Editorial: The Italian job revisited
The trouble with things being out of sight, out of mind, is that they can leave you out of pocket.
Until very recently if you'd said "thin-walled Italian pipes" to an Invercargill ratepayer, they'd stare at you blankly thinking that whatever these were, they'd no doubt be expensive and stylish.
Yes and no, in this case.
When the city council first opted, starting 1958, to change from cast iron water mains to Italian-made asbestos concrete pipes, it was probably at a time when the new product was being touted as an altogether superior one.
So, based on what we trust was the best information available, down those Italian pipes went in our fair city.

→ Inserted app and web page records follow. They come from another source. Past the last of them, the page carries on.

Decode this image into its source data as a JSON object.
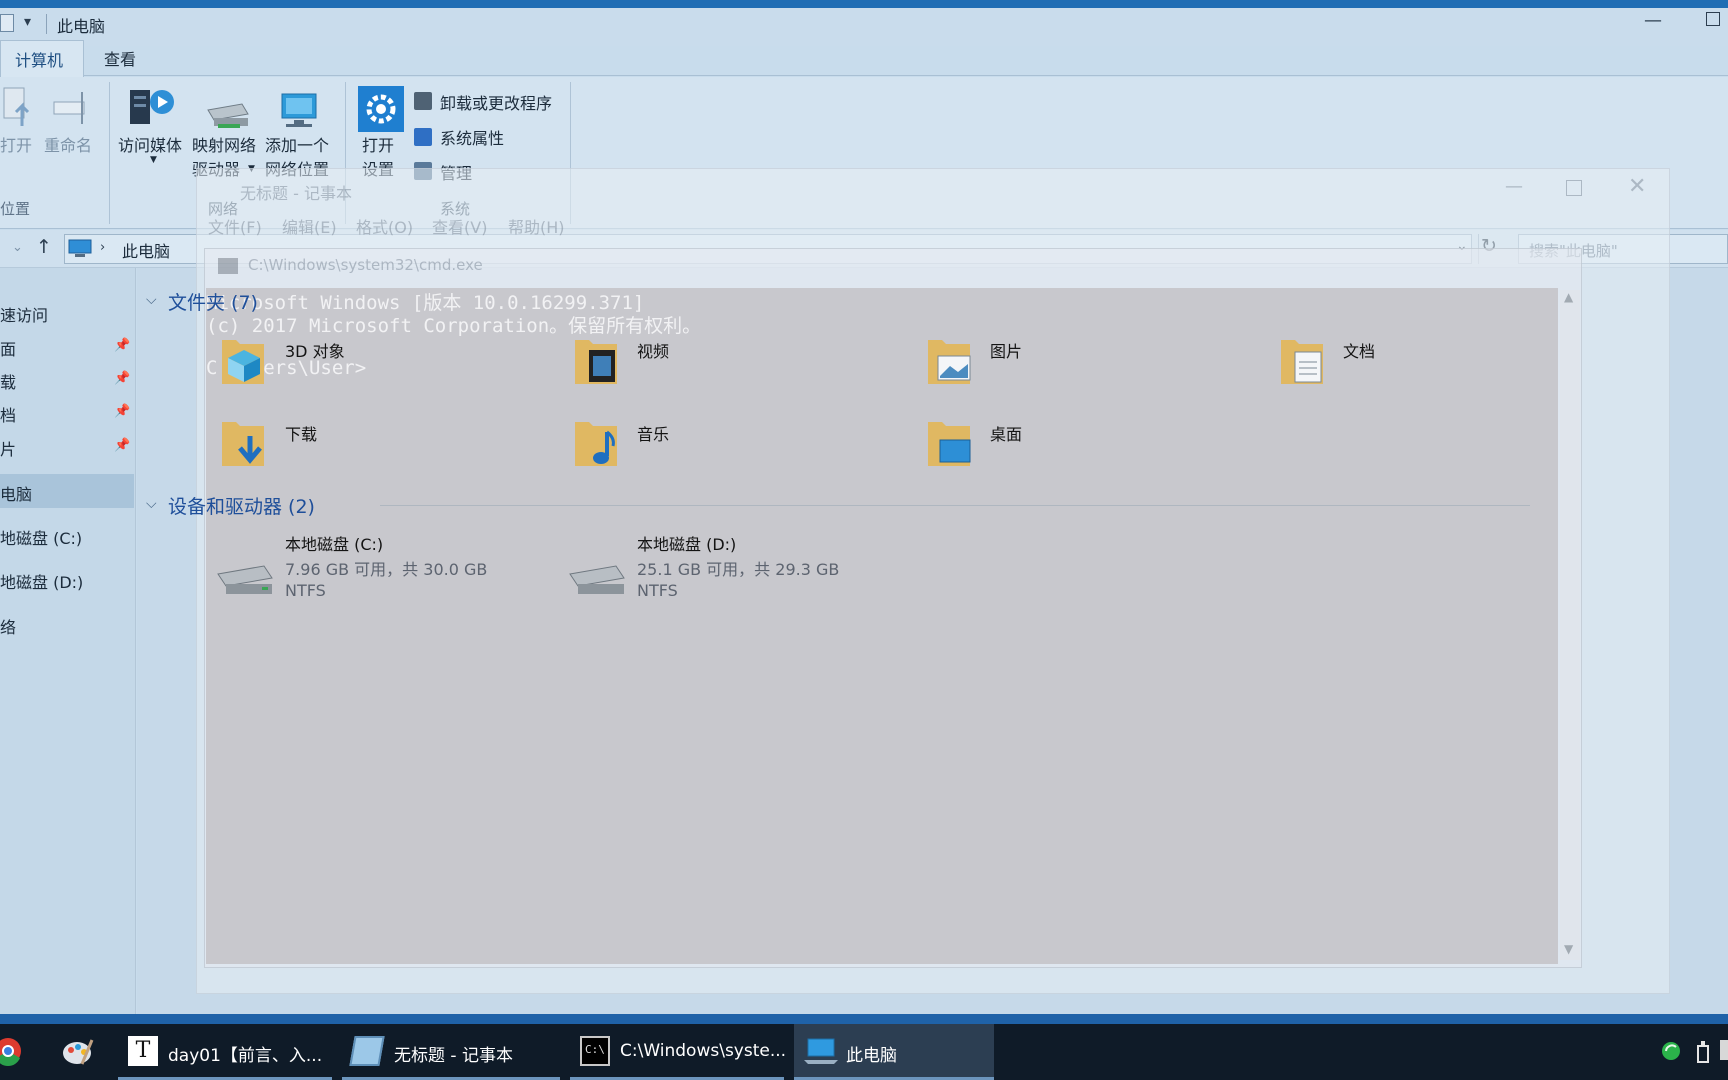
{
  "explorer": {
    "title": "此电脑",
    "tabs": [
      "计算机",
      "查看"
    ],
    "ribbon": {
      "location": {
        "open": "打开",
        "rename": "重命名",
        "group": "位置"
      },
      "network": {
        "access_media": "访问媒体",
        "map_drive_1": "映射网络",
        "map_drive_2": "驱动器",
        "add_location_1": "添加一个",
        "add_location_2": "网络位置",
        "group": "网络"
      },
      "system": {
        "open_settings_1": "打开",
        "open_settings_2": "设置",
        "uninstall": "卸载或更改程序",
        "properties": "系统属性",
        "manage": "管理",
        "group": "系统"
      }
    },
    "address": {
      "path": "此电脑",
      "search_placeholder": "搜索\"此电脑\""
    },
    "nav": {
      "quick_access": "速访问",
      "desktop": "面",
      "downloads": "载",
      "documents": "档",
      "pictures": "片",
      "this_pc": "电脑",
      "drive_c": "地磁盘 (C:)",
      "drive_d": "地磁盘 (D:)",
      "network": "络"
    },
    "sections": {
      "folders": "文件夹 (7)",
      "devices": "设备和驱动器 (2)"
    },
    "folders": [
      "3D 对象",
      "视频",
      "图片",
      "文档",
      "下载",
      "音乐",
      "桌面"
    ],
    "drives": [
      {
        "name": "本地磁盘 (C:)",
        "space": "7.96 GB 可用，共 30.0 GB",
        "fs": "NTFS"
      },
      {
        "name": "本地磁盘 (D:)",
        "space": "25.1 GB 可用，共 29.3 GB",
        "fs": "NTFS"
      }
    ]
  },
  "notepad": {
    "title": "无标题 - 记事本",
    "menu": [
      "文件(F)",
      "编辑(E)",
      "格式(O)",
      "查看(V)",
      "帮助(H)"
    ]
  },
  "cmd": {
    "title": "C:\\Windows\\system32\\cmd.exe",
    "lines": [
      "Microsoft Windows [版本 10.0.16299.371]",
      "(c) 2017 Microsoft Corporation。保留所有权利。",
      "",
      "C:\\Users\\User>"
    ]
  },
  "taskbar": {
    "items": [
      {
        "label": "day01【前言、入..."
      },
      {
        "label": "无标题 - 记事本"
      },
      {
        "label": "C:\\Windows\\syste..."
      },
      {
        "label": "此电脑"
      }
    ]
  },
  "colors": {
    "accent": "#1f6db4",
    "taskbar": "#0f1b28",
    "link": "#1f4f9a"
  }
}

If you happen to know exactly where, the council would be thrilled to hear from you because, frankly, it's rather in the dark.
Which is a pity, given the three recent, quite spectacular, failures that have made it clear there's a significant inner-city problem.
We still don't know the scale of it, because by the early 1960s, similar pipes were being manufactured in Australia and New Zealand and the council shifted to them.
With the not-especially-beneficial benefit of hindsight we might add that these ones had the same pressure rating but a much thicker wall. On the evidence so far, that was a good idea.
Awkwardly, the council doesn't have records of where, exactly, the Italian pipes were laid. Civic records don't reveal the country of origin.
The dates give some guidance, obviously, but the transition to the so-far-superior Anzac pipes is not clearly identified.
There's no denying that addressing this issue is a core council responsibility. It requires some speedy replacement work in Esk St and a broader project, potentially costing $5.3 million, further afield.
Displeasing. However, it's not a full-blown disaster because sooner or later the pipes would have needed replacing anyway. The council is unprepared because it was figuring on this happening in the 2020s, based on an expected 65- to 70-year lifespan.
Now some reprioritisation work is necessary. And perhaps a loan, rather than the rates-funding approach that the council has routinely used for mains maintenance.
What we still need is a sense of the real scale of the problem. That $5.3 million is a best estimate based on not a lot of information.
The council now faces the task of poring over its records for when pipes were laid and where failures have been recorded, looking for the patterns and then doing some testing.
This shouldn't be done at panic pitch, but briskly for all that. For one thing it's important to have answers before inner-city rejuvenation work is done up top. For another, further Italian eruptions might occur at any time.
Mayor Tim Shadbolt is talking about hitting up the suppliers for compensation.
Best to take that more as an expression of indignation than anything else. We'd all be highly impressed, but mightily surprised, if the Italian pipes came with an extraordinarily emphatic and long-lived guarantee from a supplier that is still out there, ready, willing and able to stand by its product.
The Southland Times